YOUR TASK – For the word "JSON", copy every line of the material that includes it.
-- Opening Marker --
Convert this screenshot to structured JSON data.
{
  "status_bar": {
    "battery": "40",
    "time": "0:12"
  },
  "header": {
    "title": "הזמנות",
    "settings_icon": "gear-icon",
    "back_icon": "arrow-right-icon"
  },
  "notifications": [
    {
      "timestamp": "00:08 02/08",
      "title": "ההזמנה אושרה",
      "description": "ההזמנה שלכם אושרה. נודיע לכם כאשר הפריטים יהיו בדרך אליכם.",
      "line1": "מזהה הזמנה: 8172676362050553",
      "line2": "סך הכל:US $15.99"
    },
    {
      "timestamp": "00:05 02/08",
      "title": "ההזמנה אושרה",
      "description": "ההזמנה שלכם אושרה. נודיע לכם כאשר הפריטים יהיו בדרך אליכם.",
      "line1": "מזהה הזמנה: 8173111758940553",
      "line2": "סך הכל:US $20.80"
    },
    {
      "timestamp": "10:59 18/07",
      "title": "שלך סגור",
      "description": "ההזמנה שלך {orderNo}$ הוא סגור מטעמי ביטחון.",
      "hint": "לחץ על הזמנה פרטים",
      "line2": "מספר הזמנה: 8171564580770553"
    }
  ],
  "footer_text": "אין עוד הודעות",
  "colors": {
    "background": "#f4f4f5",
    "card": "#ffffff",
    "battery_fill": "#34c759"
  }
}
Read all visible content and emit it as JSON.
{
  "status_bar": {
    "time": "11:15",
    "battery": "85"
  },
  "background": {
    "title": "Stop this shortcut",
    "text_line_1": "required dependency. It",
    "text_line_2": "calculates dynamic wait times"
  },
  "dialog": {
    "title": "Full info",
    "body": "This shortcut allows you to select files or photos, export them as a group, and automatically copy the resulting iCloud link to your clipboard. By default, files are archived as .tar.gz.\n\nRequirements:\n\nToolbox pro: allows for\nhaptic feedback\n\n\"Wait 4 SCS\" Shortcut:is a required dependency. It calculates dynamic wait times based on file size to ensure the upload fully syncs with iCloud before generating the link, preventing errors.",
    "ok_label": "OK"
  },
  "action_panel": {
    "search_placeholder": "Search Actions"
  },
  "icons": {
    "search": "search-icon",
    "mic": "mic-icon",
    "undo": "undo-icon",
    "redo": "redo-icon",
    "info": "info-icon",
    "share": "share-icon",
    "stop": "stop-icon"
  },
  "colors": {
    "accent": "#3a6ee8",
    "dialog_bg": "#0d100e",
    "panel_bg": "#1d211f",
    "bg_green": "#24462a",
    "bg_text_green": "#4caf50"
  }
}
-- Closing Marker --
REPLY TO THE TASK –
Convert this screenshot to structured JSON data.
Read all visible content and emit it as JSON.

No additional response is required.